Well, there it is.

This of course, may or may not have happened in your fascist-led dictatorship of a unit mate, but it sure as hell happened in mine. It's only an example and is by no means an isolated one.

You must have been living in cave ....

So to clarify, a cpl asks someone for something and the CO/OC is under no obligation to allow it.

That would probably explain why some regiments contributed to certain sports and not others.

Except in your area of course.
 

Stibbon

Old-Salt
So to clarify, a cpl asks someone for something and the CO/OC is under no obligation to allow it.

That would probably explain why some regiments contributed to certain sports and not others.

Except in your area of course.

Of course. It's called hierarchy. Did you not learn about that when you served?

So, just to clarify, you think that in a fund, funded mainly by Officers and Senior ranks, (outside of PRI shop sales) that it's the juniors who should preside over how the money gets spent?

To be honest, it's just dawned on me (it should have dawned on me a bit quicker to be honest :rolleyes:) but you don't really get any of this do you? My guess is that most of what I've posted tonight has gone straight over your head. That's fine.

You crack on ...
 
Sorry.
Every day's a school day eh?
No need to apologise.
I've been treating every day as a school day since I was 18, shit, nearly 60 years ago and I still don't know it all. Unlike some on here, I'm quite happy to admit to not knowing everything. That way, unlike those who do know everything, I'm still learning. Simples, a bit like me.
 

CrazyLegs!

War Hero
An officer will excuse himself to go to the toilet, a solider will excuse himself and tell you what he intends to do when he gets there.
 
The "Day's Pay" Scheme was - and probably still is - quite different. It relates to a contribution to the Regimental/Corps Association. There was an Army Form which you signed to authorise the deduction, and an amount equal to one quarter of a day's pay was charged to your pay account by the pay system once a quarter.
Normally this form was put in front of you in your first few days of service when you didn't know whether it was ********* or breakfast time.
The deduction was deemed legal because you had signed the form.
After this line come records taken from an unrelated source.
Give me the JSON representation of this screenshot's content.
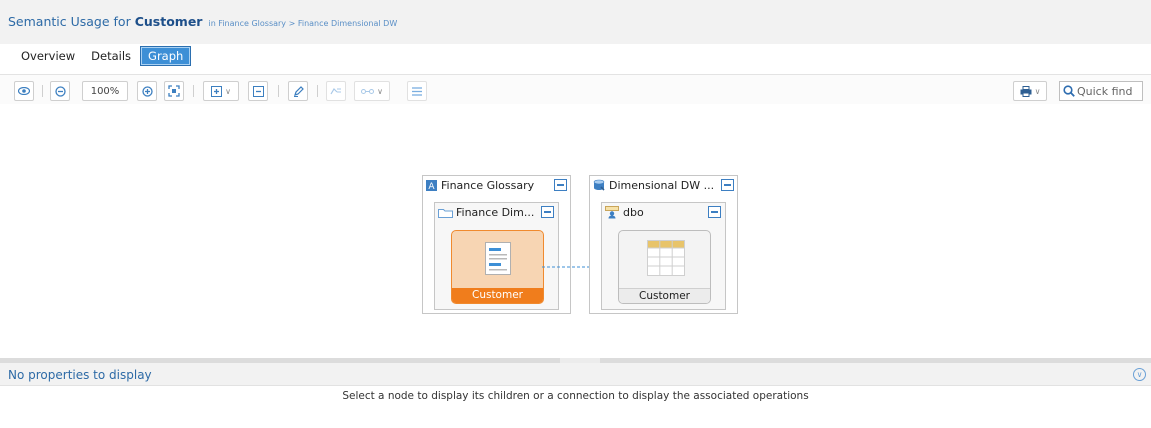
{
  "header": {
    "title_prefix": "Semantic Usage for",
    "title_object": "Customer",
    "title_path": "in Finance Glossary > Finance Dimensional DW"
  },
  "tabs": [
    {
      "label": "Overview",
      "active": false
    },
    {
      "label": "Details",
      "active": false
    },
    {
      "label": "Graph",
      "active": true
    }
  ],
  "toolbar": {
    "zoom_value": "100%",
    "quick_find_placeholder": "Quick find"
  },
  "graph": {
    "left_group": {
      "title": "Finance Glossary",
      "folder": "Finance Dim...",
      "node_label": "Customer"
    },
    "right_group": {
      "title": "Dimensional DW ...",
      "schema": "dbo",
      "node_label": "Customer"
    }
  },
  "properties": {
    "empty_text": "No properties to display",
    "hint": "Select a node to display its children or a connection to display the associated operations"
  },
  "colors": {
    "accent": "#3d8fd6",
    "selected_node": "#f7d5b3",
    "selected_node_label": "#f07d1c"
  }
}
The fact that was done by a mixture of subterfuge and duress was overlooked.

(Something is in my mind like Army Form A9038 . . . . something like that . . . . not that it matters.)
Not different at all in that it is another example where a lot of people talk brave but when they think it will be used against them pay up.
 

Fat POM

Old-Salt
This of course, may or may not have happened in your fascist-led dictatorship of a unit mate, but it sure as hell happened in mine. It's only an example and is by no means an isolated one.
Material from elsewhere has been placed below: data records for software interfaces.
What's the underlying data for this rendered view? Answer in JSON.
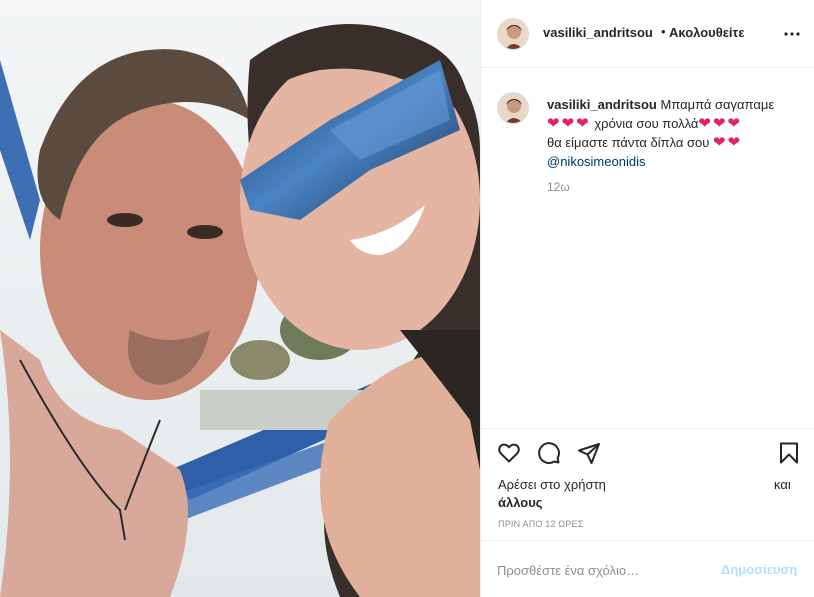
{
  "header": {
    "username": "vasiliki_andritsou",
    "separator": "•",
    "follow_label": "Ακολουθείτε",
    "more_icon": "more-horizontal-icon"
  },
  "caption": {
    "username": "vasiliki_andritsou",
    "text_part1": "Μπαμπά σαγαπαμε",
    "text_part2": "χρόνια σου πολλά",
    "text_part3": "θα είμαστε πάντα δίπλα σου",
    "mention": "@nikosimeonidis",
    "heart_emoji": "❤",
    "time_ago": "12ω"
  },
  "actions": {
    "like_icon": "heart-outline-icon",
    "comment_icon": "comment-bubble-icon",
    "share_icon": "paper-plane-icon",
    "save_icon": "bookmark-icon"
  },
  "likes": {
    "line1": "Αρέσει στο χρήστη",
    "line1_right": "και",
    "line2": "άλλους"
  },
  "post_date": "ΠΡΙΝ ΑΠΟ 12 ΩΡΕΣ",
  "comment": {
    "placeholder": "Προσθέστε ένα σχόλιο…",
    "post_label": "Δημοσίευση"
  },
  "colors": {
    "link": "#00376b",
    "heart": "#e0245e",
    "muted": "#8e8e8e",
    "post_disabled": "#b2dffc"
  }
}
You must have been living in cave ....
Good example. I spent much of my military career plundering thr PRI to help pay for expeditions, entry fees and sports equipment. It was my belief that in return for sending me to unpleasant places, the army, should help to fund overseas jollies disguised as valuable exercises in personal enhancement and team building. There was a lot of bureaucracy but well worth the effort.
 
Good example. I spent much of my military career plundering thr PRI to help pay for expeditions, entry fees and sports equipment. It was my belief that in return for sending me to unpleasant places, the army, should help to fund overseas jollies disguised as valuable exercises in personal enhancement and team building. There was a lot of bureaucracy but well worth the effort.
No one is disputing the value of PRI but the fact that people are still threatened if they don't pay into it (see FYB post). It's also worth noting that the only reason you get to plunder it was because others that paid into it didn't.
 

Fat POM

Old-Salt
No one is disputing the value of PRI but the fact that people are still threatened if they don't pay into it (see FYB post). It's also worth noting that the only reason you get to plunder it was because others that paid into it didn't.
Yet they had the same opportunity?
 
Top